Component data from apps and pages

------------

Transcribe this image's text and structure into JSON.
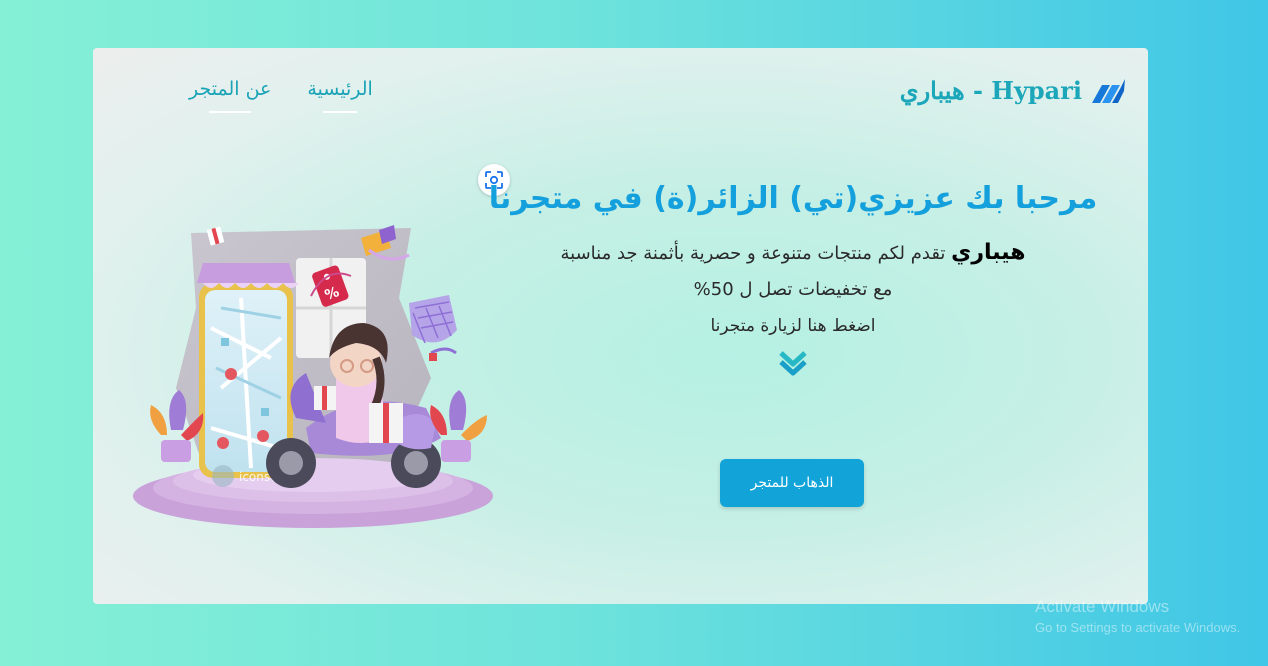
{
  "brand": {
    "name": "هيباري - Hypari",
    "logo_icon": "hypari-logo-icon",
    "color": "#1ba6b9"
  },
  "nav": {
    "items": [
      {
        "label": "الرئيسية"
      },
      {
        "label": "عن المتجر"
      }
    ]
  },
  "hero": {
    "title": "مرحبا بك عزيزي(تي) الزائر(ة) في متجرنا",
    "line1_brand": "هيباري",
    "line1_text": " تقدم لكم منتجات متنوعة و حصرية بأثمنة جد مناسبة",
    "line2": "مع تخفيضات تصل ل 50%",
    "line3": "اضغط هنا لزيارة متجرنا",
    "cta_label": "الذهاب للمتجر",
    "title_color": "#14a0dc",
    "cta_color": "#12a4d8"
  },
  "illustration": {
    "watermark_text": "iconscout"
  },
  "os_overlay": {
    "line1": "Activate Windows",
    "line2": "Go to Settings to activate Windows."
  }
}
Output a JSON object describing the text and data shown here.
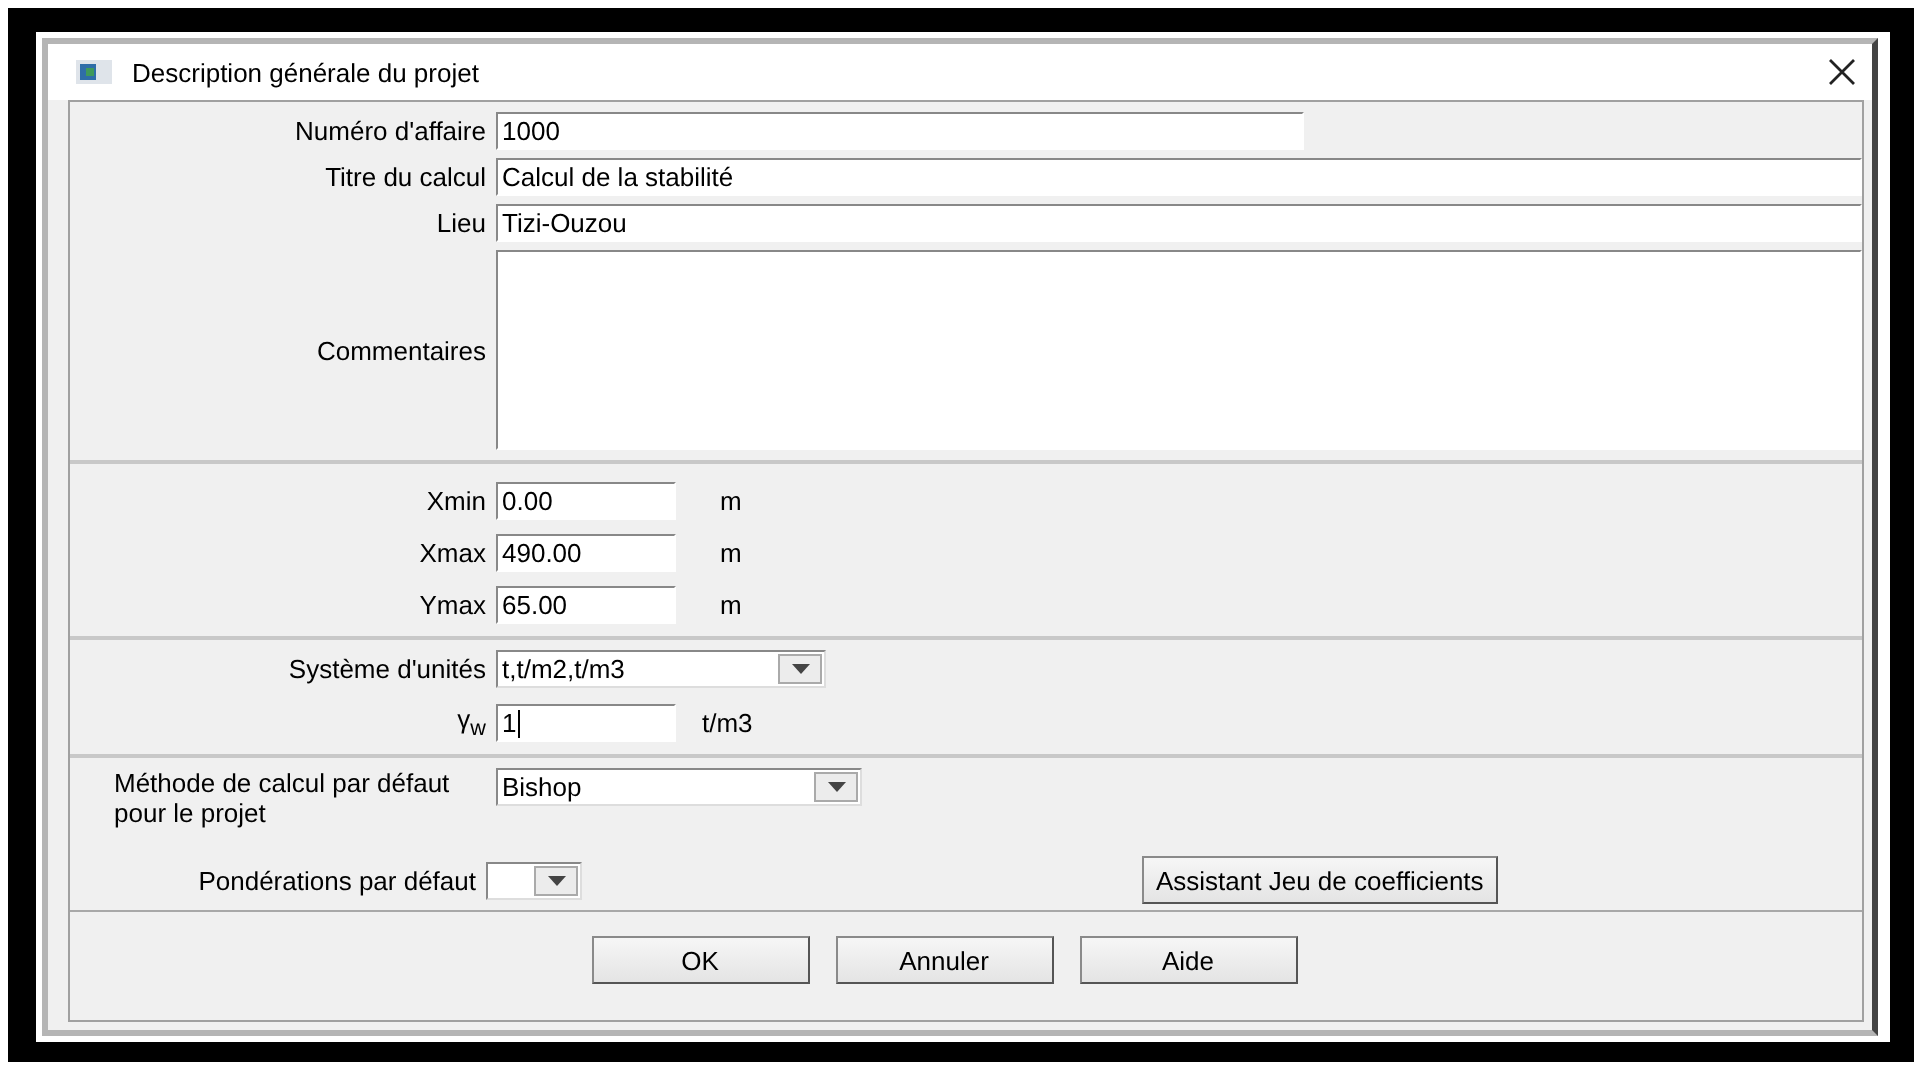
{
  "window": {
    "title": "Description générale du projet"
  },
  "project": [
    {
      "label": "Numéro d'affaire",
      "value": "1000",
      "kind": "short"
    },
    {
      "label": "Titre du calcul",
      "value": "Calcul de la stabilité",
      "kind": "wide"
    },
    {
      "label": "Lieu",
      "value": "Tizi-Ouzou",
      "kind": "wide"
    },
    {
      "label": "Commentaires",
      "kind": "area"
    }
  ],
  "extents": [
    {
      "label": "Xmin",
      "value": "0.00",
      "unit": "m"
    },
    {
      "label": "Xmax",
      "value": "490.00",
      "unit": "m"
    },
    {
      "label": "Ymax",
      "value": "65.00",
      "unit": "m"
    }
  ],
  "units": {
    "system": {
      "label": "Système d'unités",
      "value": "t,t/m2,t/m3"
    },
    "gamma_w": {
      "label": "γ$_{w}$",
      "value": "1",
      "unit": "t/m3",
      "focused": true
    }
  },
  "method": {
    "label": "Méthode de calcul par défaut pour le projet",
    "value": "Bishop"
  },
  "weights": {
    "label": "Pondérations par défaut"
  },
  "assistant_button": "Assistant Jeu de coefficients",
  "buttons": [
    "OK",
    "Annuler",
    "Aide"
  ]
}
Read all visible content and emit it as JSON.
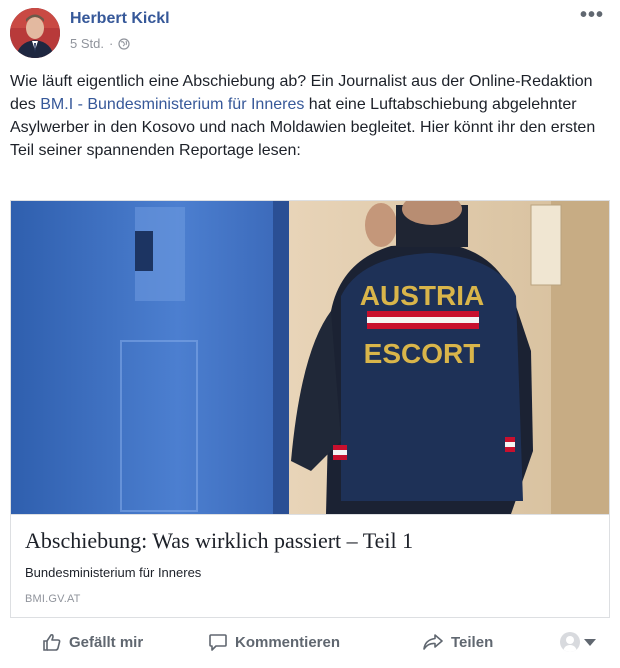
{
  "post": {
    "author": "Herbert Kickl",
    "time": "5 Std.",
    "separator": "·",
    "privacy_icon": "globe-icon",
    "more_label": "•••",
    "text_before_link": "Wie läuft eigentlich eine Abschiebung ab? Ein Journalist aus der Online-Redaktion des ",
    "link_text": "BM.I - Bundesministerium für Inneres",
    "text_after_link": " hat eine Luftabschiebung abgelehnter Asylwerber in den Kosovo und nach Moldawien begleitet. Hier könnt ihr den ersten Teil seiner spannenden Reportage lesen:"
  },
  "card": {
    "image_text_line1": "AUSTRIA",
    "image_text_line2": "ESCORT",
    "title": "Abschiebung: Was wirklich passiert – Teil 1",
    "description": "Bundesministerium für Inneres",
    "domain": "BMI.GV.AT"
  },
  "actions": {
    "like": "Gefällt mir",
    "comment": "Kommentieren",
    "share": "Teilen"
  },
  "colors": {
    "link": "#365899",
    "muted": "#90949c",
    "action": "#606770",
    "vest_text": "#d9b54a"
  }
}
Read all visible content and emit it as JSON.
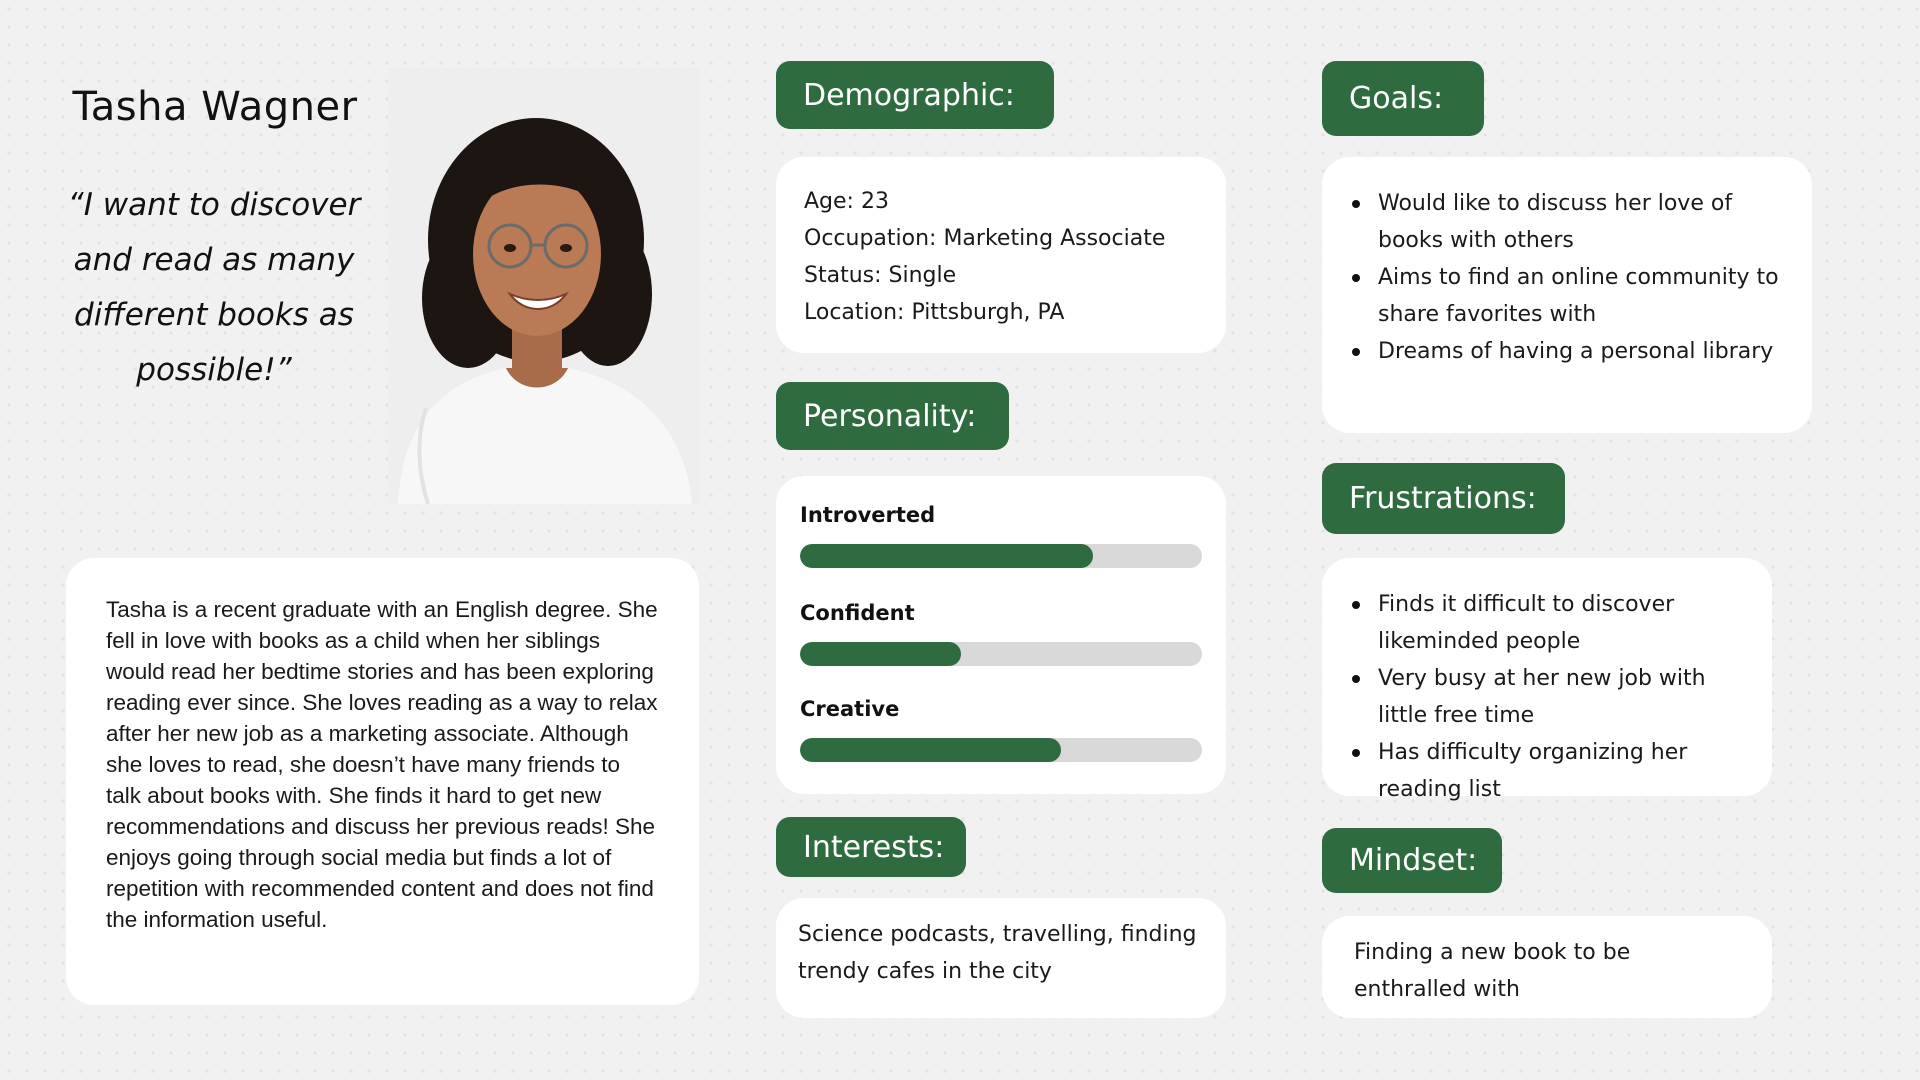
{
  "persona": {
    "name": "Tasha Wagner",
    "quote": "“I want to discover and read as many different books as possible!”",
    "bio": "Tasha is a recent graduate with an English degree. She fell in love with books as a child when her siblings would read her bedtime stories and has been exploring reading ever since. She loves reading as a way to relax after her new job as a marketing associate. Although she loves to read, she doesn’t have many friends to talk about books with. She finds it hard to get new recommendations and discuss her previous reads! She enjoys going through social media but finds a lot of repetition with recommended content and does not find the information useful."
  },
  "demographic": {
    "heading": "Demographic:",
    "lines": [
      "Age: 23",
      "Occupation: Marketing Associate",
      "Status: Single",
      "Location: Pittsburgh, PA"
    ]
  },
  "personality": {
    "heading": "Personality:",
    "traits": [
      {
        "label": "Introverted",
        "level": 0.73
      },
      {
        "label": "Confident",
        "level": 0.4
      },
      {
        "label": "Creative",
        "level": 0.65
      }
    ]
  },
  "interests": {
    "heading": "Interests:",
    "text": "Science podcasts, travelling, finding trendy cafes in the city"
  },
  "goals": {
    "heading": "Goals:",
    "items": [
      "Would like to discuss her love of books with others",
      "Aims to find an online community to share favorites with",
      "Dreams of having a personal library"
    ]
  },
  "frustrations": {
    "heading": "Frustrations:",
    "items": [
      "Finds it difficult to discover likeminded people",
      "Very busy at her new job with little free time",
      "Has difficulty organizing her reading list"
    ]
  },
  "mindset": {
    "heading": "Mindset:",
    "text": "Finding a new book to be enthralled with"
  },
  "colors": {
    "accent": "#2e6b3f",
    "track": "#d9d9d9",
    "card": "#ffffff"
  }
}
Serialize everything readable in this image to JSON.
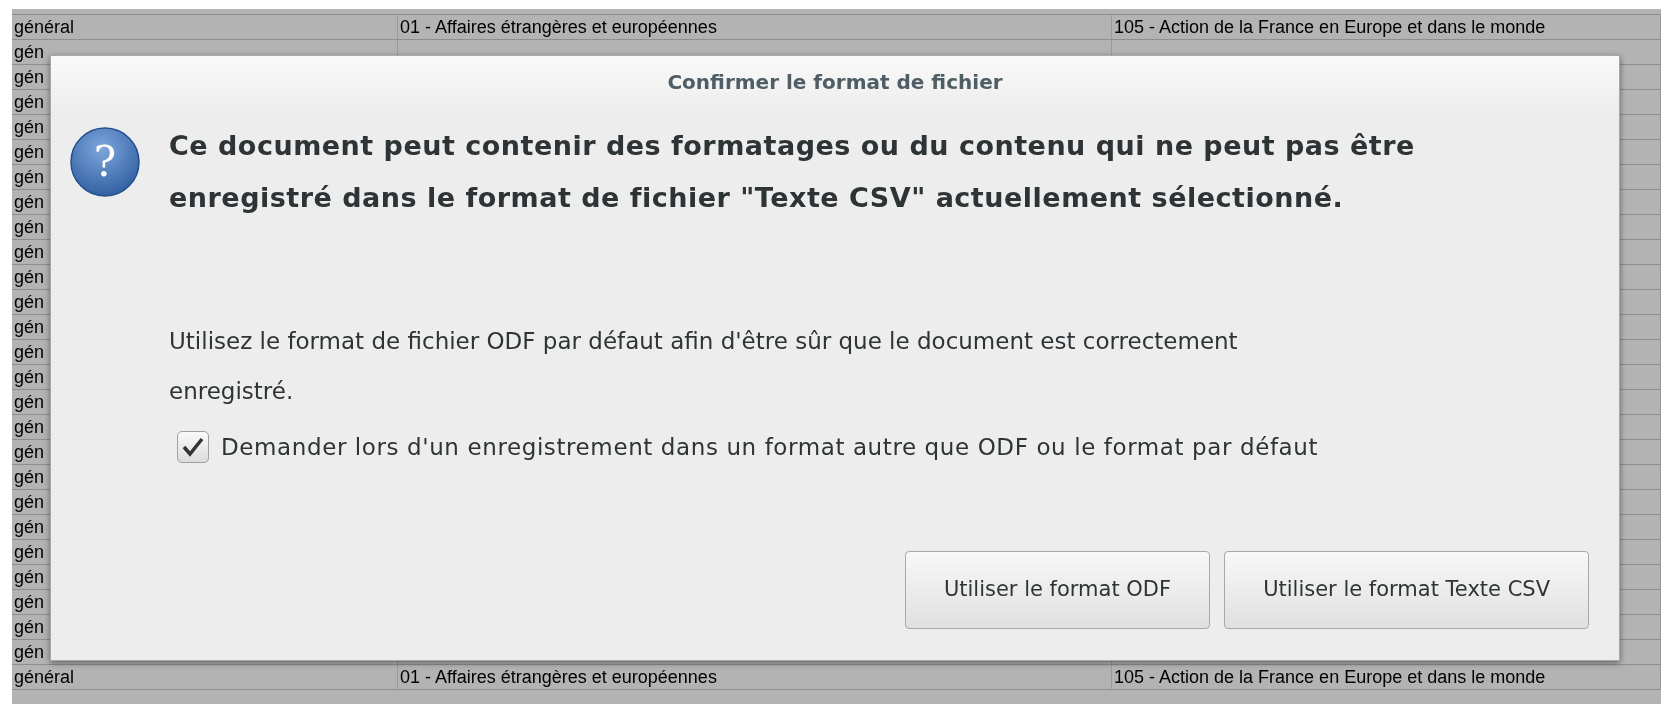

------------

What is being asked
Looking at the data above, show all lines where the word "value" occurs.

Finished exercise
      "value": "1000",
      "value": "Calcul de la stabilité",
      "value": "Tizi-Ouzou",
      "value": "0.00",
      "value": "490.00",
      "value": "65.00",
      "value": "t,t/m2,t/m3"
      "value": "1",
    "value": "Bishop"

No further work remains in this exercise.